It’s hard to comprehend how a smile can strike fear into opponents.
When a team facing the Knicks glances across the hardwood floor and witnesses a smile from ear to ear from Carmelo Anthony, there is going to be trouble.
In an Eastern Conference clash against the Bulls on April 8, Anthony was all smiles while dropping 26 points through three quarters at Madison Square Garden. He only missed nine shots heading into the final stanza as New York trailed by three points with 16 seconds on the game clock in what could have been a playoff eliminating loss.
The smile assassin received the rock in the backcourt, looked directly at Taj Gibson as Chicago opted for single coverage, and he launched a pull-up 3-pointer to tie the game at 91-91. In overtime with New York down two points and 13.2 seconds remaining in the contest, Anthony found the same sweet spot again and buried another dagger as Luol Deng became his next victim.

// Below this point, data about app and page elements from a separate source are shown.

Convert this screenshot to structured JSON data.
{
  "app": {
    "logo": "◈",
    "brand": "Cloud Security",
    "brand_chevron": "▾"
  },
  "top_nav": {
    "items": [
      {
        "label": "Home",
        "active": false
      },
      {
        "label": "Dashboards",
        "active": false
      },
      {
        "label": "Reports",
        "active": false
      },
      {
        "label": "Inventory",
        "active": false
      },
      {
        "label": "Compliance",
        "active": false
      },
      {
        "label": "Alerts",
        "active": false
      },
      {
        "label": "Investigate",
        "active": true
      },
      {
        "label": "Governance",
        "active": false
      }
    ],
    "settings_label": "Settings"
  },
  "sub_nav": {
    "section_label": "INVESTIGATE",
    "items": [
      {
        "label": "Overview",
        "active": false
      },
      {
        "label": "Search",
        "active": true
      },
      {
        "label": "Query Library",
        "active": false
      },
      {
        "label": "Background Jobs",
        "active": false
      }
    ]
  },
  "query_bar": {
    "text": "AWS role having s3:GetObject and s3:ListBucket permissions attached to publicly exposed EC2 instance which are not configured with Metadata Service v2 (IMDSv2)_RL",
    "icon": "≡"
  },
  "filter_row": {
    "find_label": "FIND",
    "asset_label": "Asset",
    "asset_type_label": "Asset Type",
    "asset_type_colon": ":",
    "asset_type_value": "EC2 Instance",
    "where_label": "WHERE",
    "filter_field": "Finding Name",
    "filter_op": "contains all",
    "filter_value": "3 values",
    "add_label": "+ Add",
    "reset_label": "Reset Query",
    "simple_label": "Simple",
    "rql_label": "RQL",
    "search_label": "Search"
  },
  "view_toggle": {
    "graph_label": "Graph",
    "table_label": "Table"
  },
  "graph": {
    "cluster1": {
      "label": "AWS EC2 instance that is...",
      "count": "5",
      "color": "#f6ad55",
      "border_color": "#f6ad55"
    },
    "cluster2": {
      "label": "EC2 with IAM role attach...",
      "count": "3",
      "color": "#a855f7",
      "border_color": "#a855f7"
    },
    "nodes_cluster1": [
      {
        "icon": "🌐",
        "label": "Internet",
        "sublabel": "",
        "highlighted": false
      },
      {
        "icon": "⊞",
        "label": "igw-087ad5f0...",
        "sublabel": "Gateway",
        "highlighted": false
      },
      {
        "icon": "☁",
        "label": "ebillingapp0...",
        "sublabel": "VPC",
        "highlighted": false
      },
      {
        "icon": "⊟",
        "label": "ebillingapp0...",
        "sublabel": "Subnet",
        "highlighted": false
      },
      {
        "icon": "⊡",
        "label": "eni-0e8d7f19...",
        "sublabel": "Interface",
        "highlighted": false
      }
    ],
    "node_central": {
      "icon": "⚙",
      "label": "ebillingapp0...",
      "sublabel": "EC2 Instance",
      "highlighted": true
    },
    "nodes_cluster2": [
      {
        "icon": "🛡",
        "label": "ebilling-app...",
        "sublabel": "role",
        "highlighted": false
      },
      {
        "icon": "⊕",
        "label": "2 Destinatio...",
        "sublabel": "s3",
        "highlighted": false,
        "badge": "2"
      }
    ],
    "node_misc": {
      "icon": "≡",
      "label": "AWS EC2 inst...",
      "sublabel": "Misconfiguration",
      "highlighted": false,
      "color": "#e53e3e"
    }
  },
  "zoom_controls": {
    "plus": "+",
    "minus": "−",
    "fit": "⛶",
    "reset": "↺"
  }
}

Trotting down the court with a gigantic grin, Anthony and the Garden crowd celebrated his sparkling 43-point overtime performance in a crucial 100-99 victory for the Knicks.
This scoring outburst occurred five days after Anthony scored 39 points in Indiana to jumpstart the month of April. With Amar’e Stoudemire sidelined due to a bulging disk in his back and Jeremy Lin rehabbing a surgically repaired knee, New York turned to its All-Star in the final stretch run to the postseason. The 27-year old maintained his torrid pace by scoring 32 in a pivotal win over Milwaukee, registering the most points by an individual on Miami this year (42), and back-to-back 30-plus games against Boston and New Jersey to help lift the Knicks to the seventh spot in the Eastern Conference standings.
Keep in mind, Anthony’s jaw dropping offensive outings have occurred against the league’s elite defensive teams. In April, he’s registered a combined 220 points while meeting Chicago twice, Indiana, Boston, and Miami. All these squads rank in the top ten in points allowed per game and field goal percentage allowed.
As a teammate of Anthony’s in the Mile High City, J.R. Smith has observed these types of prolific games before but he believes Anthony is playing at different level.
“I mean right now he is at the peak of his game. Nobody is even coming close to matching his play on the other end, so that’s what we need from him right now. As a leader of this team, I think he took on himself to respond well,” Smith explained.
Anthony has endured a bumpy season, battling a myriad of injuries to his wrists and groin. The 8-year veteran also dealt with a surrounding cast that shifted in and out of the lineup during the first 3 months of the lockout shortened year. In February, Anthony only averaged 16.5 points per game on 40 percent shooting and in March, his numbers increased a bit to 19.5 per game and 42 percent from the floor. It was clear; the nagging injury setbacks had a negative effect on his incredible offensive game.
The April of Melo has been a completely different story. Anthony’s tremendous array of offensive moves are in full display, including the jab-step, lighting quick pull-up jumper, off-the-dribble spin move in the paint, and the step-back jumper seen at every spot on the floor.
With Anthony jumping back into the conversation among the NBA’s top players, interim head coach Mike Woodson assessed his game after New York’s win over New Jersey, “He’s been solid throughout this whole run and I expect him to continue to play that way. He’s not only playing well but he’s making guys around him play better as well. That’s the sign of a great player in our league. “
Woodson added, “You know, I’m happy for Melo because there’s been a lot of heat on him when he came to New York and it’s nice to see the benefits of it right now.”
In April, Anthony is averaging 32.2 points per game, hitting a remarkable 51.4 percent from the floor, and hauling down 7.8 boards in 38.2 minutes of action.
“I don’t think I’ve felt like this in a while. Just feeling good about myself, feeling good my body and where I’m at, physically where I’m at. You know, mentally everything is clear, a lot of clarity right now,” Anthony concluded after scoring 21 of his 33 points in the first quarter against the Nets on Wednesday night.
A small forward for a majority of his career, Anthony shifted to the power forward position as the Knicks feature an altered lineup without Stoudemire in the frontcourt. Anthony has feasted on the blocks, facing slower defenders and finding himself closer to the rim for post-up opportunities. No.7 has elevated his output at the position and the result is a 9-4 record without the services of Stoudemire and Lin.
“Everything is just fun, being out there with the guys, winning basketball games. I told you guys when we were about to make this stretch run that these are fun times for me. I’ve been in the league nine years now and most of my career in Denver, we had chances and opportunities like this down the stretch and win basketball games and it’s getting fun right now,” Anthony expressed.
The joy has returned to Anthony at the exact moment when New York needed its captain to ignite a run to the postseason. With the playoffs looming, one thing is for sure, opposing teams that mistake Anthony’s demeanor will certainly not be smiling in the end.